This is also how we as a nation dealt with misinformation and disinformation on the riots, especially on platforms like Twitter, TikTok, Facebook and Whatsapp. Citizens quickly reacted to Whatsapp group requests for help protecting areas targeted for looting, unlike our government leadership who told us the unlikely tale that 12 people masterminded this unprecedented chaos. Civilians became sources of on the ground intelligence, further showing up the almost dead duck State Security Agency (SSA) which was caught napping or, as it is rumoured, was involved in the insurgency (the latter not unlikely, given that the SSA is a pro Zuma construction of his corruption-riddled Presidency, requiring a tailored secret service to prop up our naked Emperor).

Across KZN, Gauteng and other parts of the country, communitarian groups reacted quickly to threats of looting and arson. Civilians used common sense in confronting potential threats by triangulating information on social media to ensure hoax messages were filtered out. Back home in Cape Town, intelligence sources closely monitored social media coverage of potential looting on Saturday the 17th. The massive, united display of support from civilians for law and order gives hope that from the ashes, a stronger democracy will emerge.
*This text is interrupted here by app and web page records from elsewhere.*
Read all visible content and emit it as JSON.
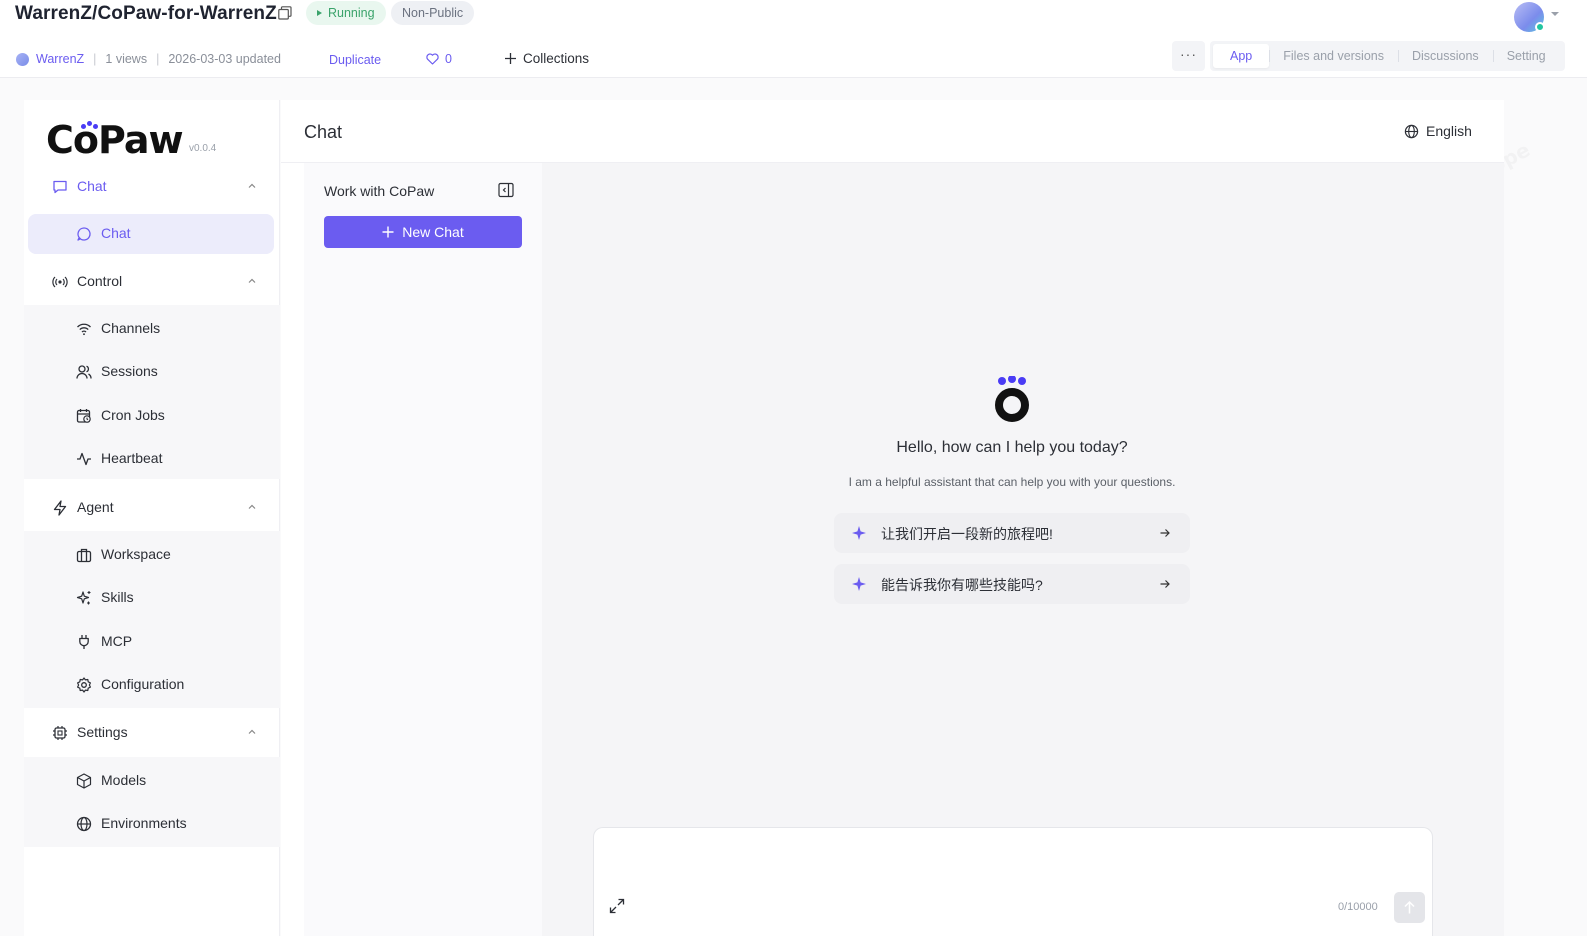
{
  "header": {
    "repo_title": "WarrenZ/CoPaw-for-WarrenZ",
    "status_running": "Running",
    "visibility": "Non-Public",
    "author": "WarrenZ",
    "views": "1 views",
    "updated": "2026-03-03 updated",
    "duplicate_label": "Duplicate",
    "likes": "0",
    "collections_label": "Collections",
    "more_label": "···",
    "tabs": [
      {
        "label": "App",
        "active": true
      },
      {
        "label": "Files and versions",
        "active": false
      },
      {
        "label": "Discussions",
        "active": false
      },
      {
        "label": "Setting",
        "active": false
      }
    ]
  },
  "sidebar": {
    "logo_text": "CoPaw",
    "version": "v0.0.4",
    "groups": [
      {
        "label": "Chat",
        "icon": "message-square-icon",
        "items": [
          {
            "label": "Chat",
            "icon": "message-circle-icon",
            "active": true
          }
        ]
      },
      {
        "label": "Control",
        "icon": "radio-icon",
        "items": [
          {
            "label": "Channels",
            "icon": "wifi-icon"
          },
          {
            "label": "Sessions",
            "icon": "users-icon"
          },
          {
            "label": "Cron Jobs",
            "icon": "calendar-clock-icon"
          },
          {
            "label": "Heartbeat",
            "icon": "activity-icon"
          }
        ]
      },
      {
        "label": "Agent",
        "icon": "zap-icon",
        "items": [
          {
            "label": "Workspace",
            "icon": "briefcase-icon"
          },
          {
            "label": "Skills",
            "icon": "sparkles-icon"
          },
          {
            "label": "MCP",
            "icon": "plug-icon"
          },
          {
            "label": "Configuration",
            "icon": "settings-icon"
          }
        ]
      },
      {
        "label": "Settings",
        "icon": "cpu-icon",
        "items": [
          {
            "label": "Models",
            "icon": "box-icon"
          },
          {
            "label": "Environments",
            "icon": "globe-icon"
          }
        ]
      }
    ]
  },
  "main": {
    "title": "Chat",
    "language": "English",
    "chat_list_title": "Work with CoPaw",
    "new_chat_label": "New Chat",
    "greeting": "Hello, how can I help you today?",
    "subtitle": "I am a helpful assistant that can help you with your questions.",
    "prompts": [
      "让我们开启一段新的旅程吧!",
      "能告诉我你有哪些技能吗?"
    ],
    "input_placeholder": "",
    "char_counter": "0/10000"
  },
  "colors": {
    "accent": "#6b5cf0",
    "running_green": "#3ba36b",
    "paw_blue": "#4a3cf5"
  }
}
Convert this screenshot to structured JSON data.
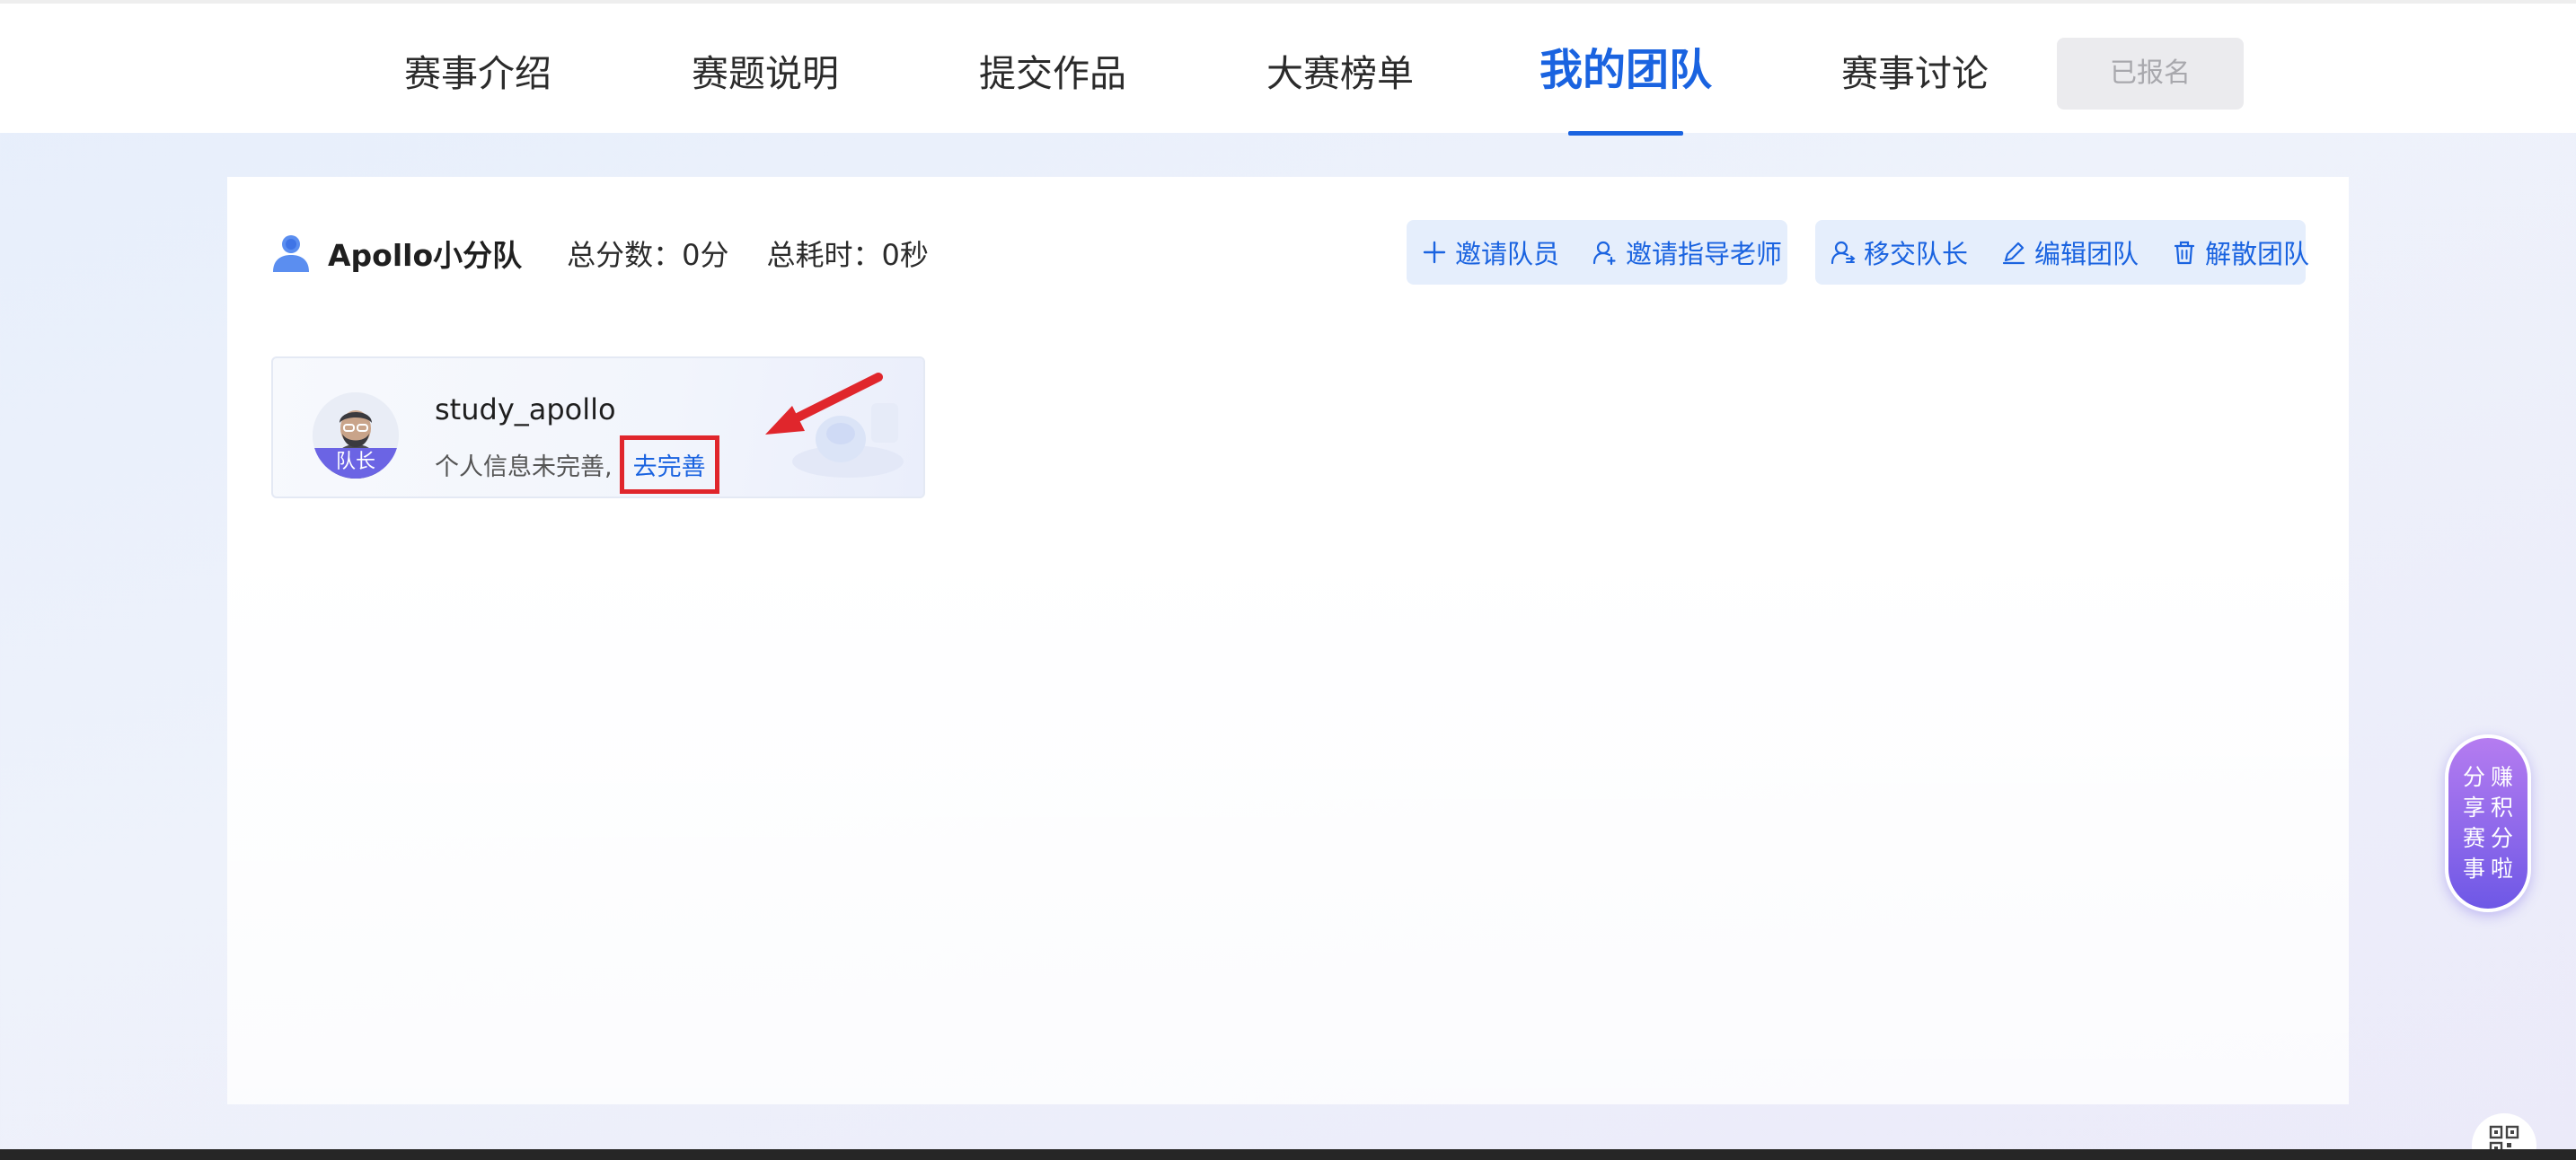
{
  "nav": {
    "tabs": [
      {
        "label": "赛事介绍"
      },
      {
        "label": "赛题说明"
      },
      {
        "label": "提交作品"
      },
      {
        "label": "大赛榜单"
      },
      {
        "label": "我的团队",
        "active": true
      },
      {
        "label": "赛事讨论"
      }
    ],
    "status_button": "已报名"
  },
  "team": {
    "name": "Apollo小分队",
    "total_score": "总分数：0分",
    "total_time": "总耗时：0秒",
    "actions_left": {
      "invite_member": "邀请队员",
      "invite_mentor": "邀请指导老师"
    },
    "actions_right": {
      "transfer_leader": "移交队长",
      "edit_team": "编辑团队",
      "dissolve_team": "解散团队"
    }
  },
  "member": {
    "name": "study_apollo",
    "role_badge": "队长",
    "info_text": "个人信息未完善,",
    "complete_link": "去完善"
  },
  "float_widget": {
    "col_left": [
      "分",
      "享",
      "赛",
      "事"
    ],
    "col_right": [
      "赚",
      "积",
      "分",
      "啦"
    ]
  },
  "colors": {
    "accent": "#1a63e0",
    "highlight_box": "#e0262c",
    "widget_gradient_top": "#b57cf0",
    "widget_gradient_bottom": "#6e58e6"
  },
  "icons": [
    "team-icon",
    "plus-icon",
    "user-add-icon",
    "user-swap-icon",
    "edit-icon",
    "trash-icon",
    "qr-code-icon",
    "red-arrow-icon"
  ]
}
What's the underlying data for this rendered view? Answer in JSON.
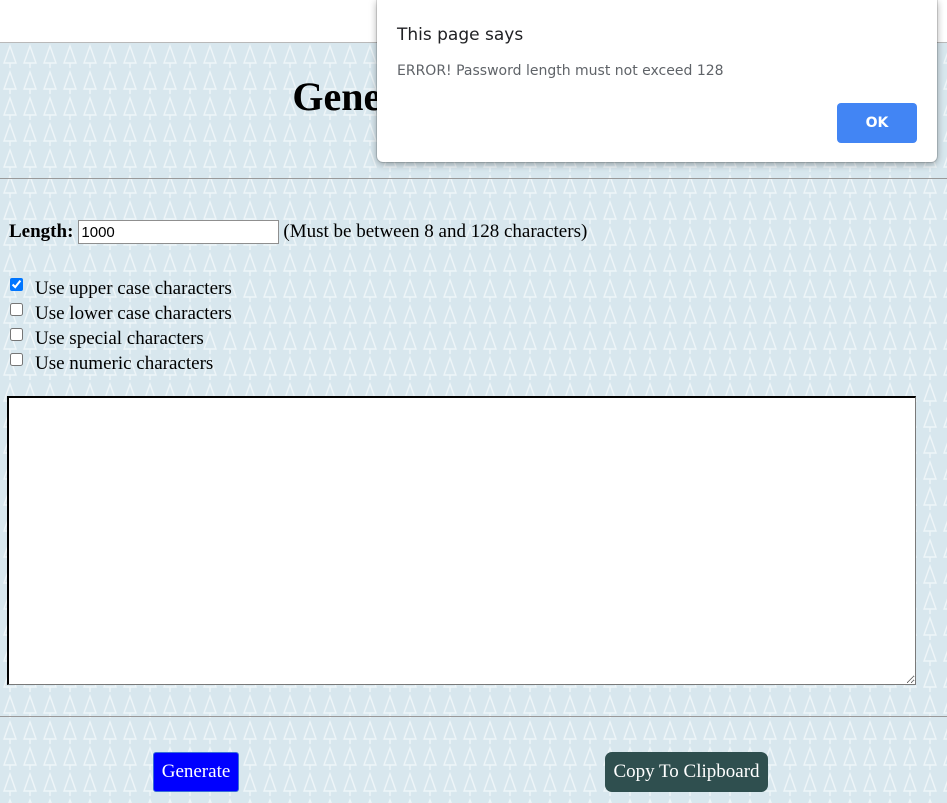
{
  "header": {
    "title": "Generate a Password"
  },
  "length": {
    "label": "Length:",
    "value": "1000",
    "hint": "(Must be between 8 and 128 characters)"
  },
  "options": [
    {
      "label": "Use upper case characters",
      "checked": true
    },
    {
      "label": "Use lower case characters",
      "checked": false
    },
    {
      "label": "Use special characters",
      "checked": false
    },
    {
      "label": "Use numeric characters",
      "checked": false
    }
  ],
  "output": {
    "value": ""
  },
  "buttons": {
    "generate": "Generate",
    "copy": "Copy To Clipboard"
  },
  "dialog": {
    "title": "This page says",
    "message": "ERROR! Password length must not exceed 128",
    "ok": "OK"
  },
  "colors": {
    "background": "#d8e7ee",
    "generate_button": "#0000ff",
    "copy_button": "#2f4f4f",
    "dialog_ok": "#4285f4"
  }
}
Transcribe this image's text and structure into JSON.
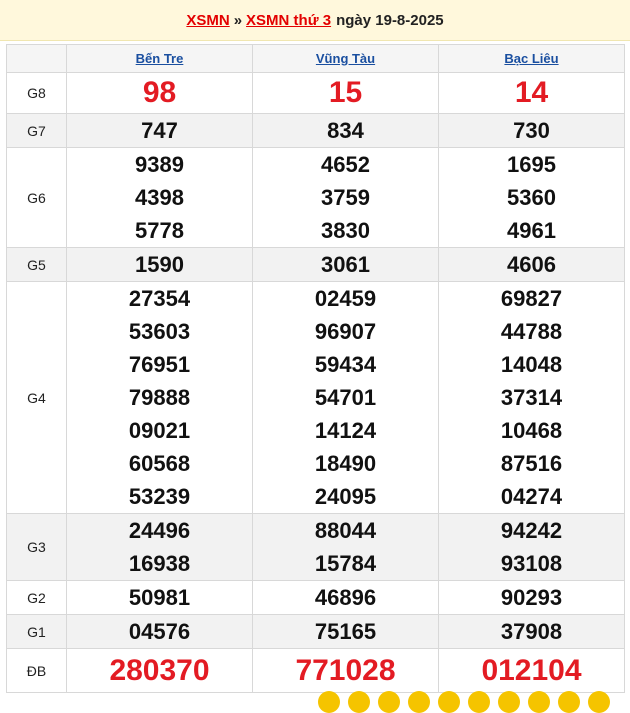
{
  "header": {
    "link_main": "XSMN",
    "separator": "»",
    "link_day": "XSMN thứ 3",
    "date_text": "ngày 19-8-2025"
  },
  "provinces": [
    "Bến Tre",
    "Vũng Tàu",
    "Bạc Liêu"
  ],
  "prizes": {
    "G8": {
      "label": "G8",
      "values": [
        [
          "98"
        ],
        [
          "15"
        ],
        [
          "14"
        ]
      ]
    },
    "G7": {
      "label": "G7",
      "values": [
        [
          "747"
        ],
        [
          "834"
        ],
        [
          "730"
        ]
      ]
    },
    "G6": {
      "label": "G6",
      "values": [
        [
          "9389",
          "4398",
          "5778"
        ],
        [
          "4652",
          "3759",
          "3830"
        ],
        [
          "1695",
          "5360",
          "4961"
        ]
      ]
    },
    "G5": {
      "label": "G5",
      "values": [
        [
          "1590"
        ],
        [
          "3061"
        ],
        [
          "4606"
        ]
      ]
    },
    "G4": {
      "label": "G4",
      "values": [
        [
          "27354",
          "53603",
          "76951",
          "79888",
          "09021",
          "60568",
          "53239"
        ],
        [
          "02459",
          "96907",
          "59434",
          "54701",
          "14124",
          "18490",
          "24095"
        ],
        [
          "69827",
          "44788",
          "14048",
          "37314",
          "10468",
          "87516",
          "04274"
        ]
      ]
    },
    "G3": {
      "label": "G3",
      "values": [
        [
          "24496",
          "16938"
        ],
        [
          "88044",
          "15784"
        ],
        [
          "94242",
          "93108"
        ]
      ]
    },
    "G2": {
      "label": "G2",
      "values": [
        [
          "50981"
        ],
        [
          "46896"
        ],
        [
          "90293"
        ]
      ]
    },
    "G1": {
      "label": "G1",
      "values": [
        [
          "04576"
        ],
        [
          "75165"
        ],
        [
          "37908"
        ]
      ]
    },
    "DB": {
      "label": "ĐB",
      "values": [
        [
          "280370"
        ],
        [
          "771028"
        ],
        [
          "012104"
        ]
      ]
    }
  },
  "colors": {
    "accent_red": "#e31b23",
    "link_blue": "#1a4fa0",
    "header_bg": "#fff8dc"
  }
}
On a more sobering note, the magnitude of the political and economic crisis the riots draw attention to is a volatile mix for future unrest. The estimated financial loss to GDP is around R20 billion. What are we seeing on a state level that encourages us to believe that our already disastrous COVID economic situation, with 43.2% unemployment and 2.2 million job losses, will now not be compounded? 

The impact on eThekwini alone is dire. Acting City Manager, Musa Mbhele, is on record stating that the city has experienced more than R1-billion of stock losses and R15-billion of property and equipment damage. Again  tragically, local businesses are the hardest hit with 55,000 informal traders disrupted. Around 40 000 formal businesses have also been negatively impacted. 

Between the riot fund SASRIA, and the efforts made by the Presidency to rally more than 90 captains of industry to put in place social security safety nets, there are glimmers of hope. Along with these safety nets which may include the repurposing of COVID relief, according to Ramaphosa's statement on July 20, the revival of businesses is going to require a team effort economically. We can only hope that the Presidency will work on the rapid, pro-active restructuring of both our inept political intelligence nerve centre that is the State Security Agency, as well as on the socio-economic tinderbox that inequality continues to visit on our nation way too long after the end of Apartheid. May there be more Mandela moments, and with this crash and burn, may the Zuma era be banished for good.

Prof Lisa Thompson is a specialist in the field of the political economy of development at the University of the Western Cape’s (UWC) School of Government.